Effectively planned and executed work health and safety (WHS) practices are good for a business and especially good for its staff. It's not just an important legal and workplace obligation; WHS is every business or department's moral and social responsibility to ensure that the people who make it all happen are well looked after and therefore safe, happy and productive.
Above all else, WHS is focused on looking after people. But reducing accidents and injuries also cuts down on injury-related costs and lost productivity, while enhancing an organisation's reputation and fostering staff loyalty. Research has shown a clear link between health and safety in the workplace and long-term business efficiency and sustainability.
For a truly effective WHS program to flourish, it requires great people to manage and implement it. Let's take a look at five key skill areas that those who are considering a career in WHS will want to actively develop:
Like anything, if you need to twist someone's arm or really work hard to convince them to get involved in something, it's unlikely they will ever truly flourish or excel in that area, and the same is true for WHS.
Those who are contemplating a career in WHS will see the inherent value in going above and beyond their role to ensure that people at work are safe, and recognise how that also translates into the best outcomes for the business.
But even if a specific passion for WHS is not immediately obvious, many people are nonetheless passionate about wanting to lead by example and teach knowledge, skills and behaviours to others, and that can translate directly into a successful career in WHS.
The effective WHS professional will understand that workplace health and safety does not exist in a vacuum. In fact, WHS is intricately linked to the very fundamentals of a business from top to bottom, including productivity and profits, so a good overall understanding of the big picture is essential.
But the WHS professional will also need to be diligent in keeping up to date with regular and complex changes to legislation, whilst remaining ever mindful that the law is only ever a minimum standard rather than a concrete limit.
WHS professionals must also be reactive to changes and acutely aware of issues in the workplace, and constantly assessing how existing arrangements are working in practice and how they can be continuously improved.

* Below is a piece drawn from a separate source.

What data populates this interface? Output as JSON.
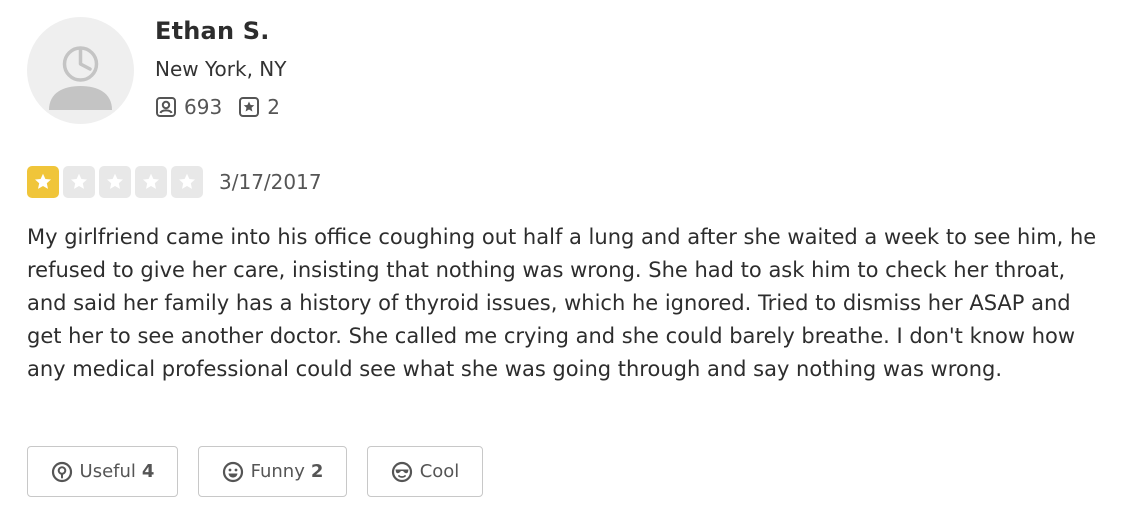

When it comes to a thriving business, most research identifies 'people' as the most valuable resource. So for a career in WHS, it is absolutely crucial that the professional not relates well and easily to people and builds a rapport quickly. This means superb listening skills, being readily able to empathise and take action, and being open to suggestions and willing to see something from another point of view.
A key people skill with regard to WHS is patience, particularly in getting staff to understand its importance and often breaking through in the face of resistance, whilst another is earning trust and respect, as WHS is a truly collaborative effort.
As WHS is primarily about looking after people and ensuring that they are safe, communication in all its forms is vital for an effective WHS professional. While specific and detailed knowledge about legislation, principles and procedures is important, it's also crucial that the WHS professional be able to confidently and actively communicate about health and safety in a variety of situations, using a range of verbal techniques including clarity, having authority and confidence but exercising humility and openness, and knowing when to stop and listen.
Written communication is also important, not only for writing reports and policies but also to effectively inspire other staff to understand the importance of WHS and become actively engaged in it.
Real WHS leadership is not just showing people what to do and how to do it; it's about changing and moulding behaviours by fostering a culture focused on workplace health and safety, and how it must be continuously monitored and improved. This kind of leadership means that rather than people being told or ordered what to do, everyone at every level is united for the common good of creating and maintaining a safe and healthy work environment, and working constructively and collaboratively to make it better.
A 'culture' far exceeds a mere enforcement of policies, and can only be established by those who explain and instil values and lead credibly by example, having gained legitimate respect and being responsive when changes are needed.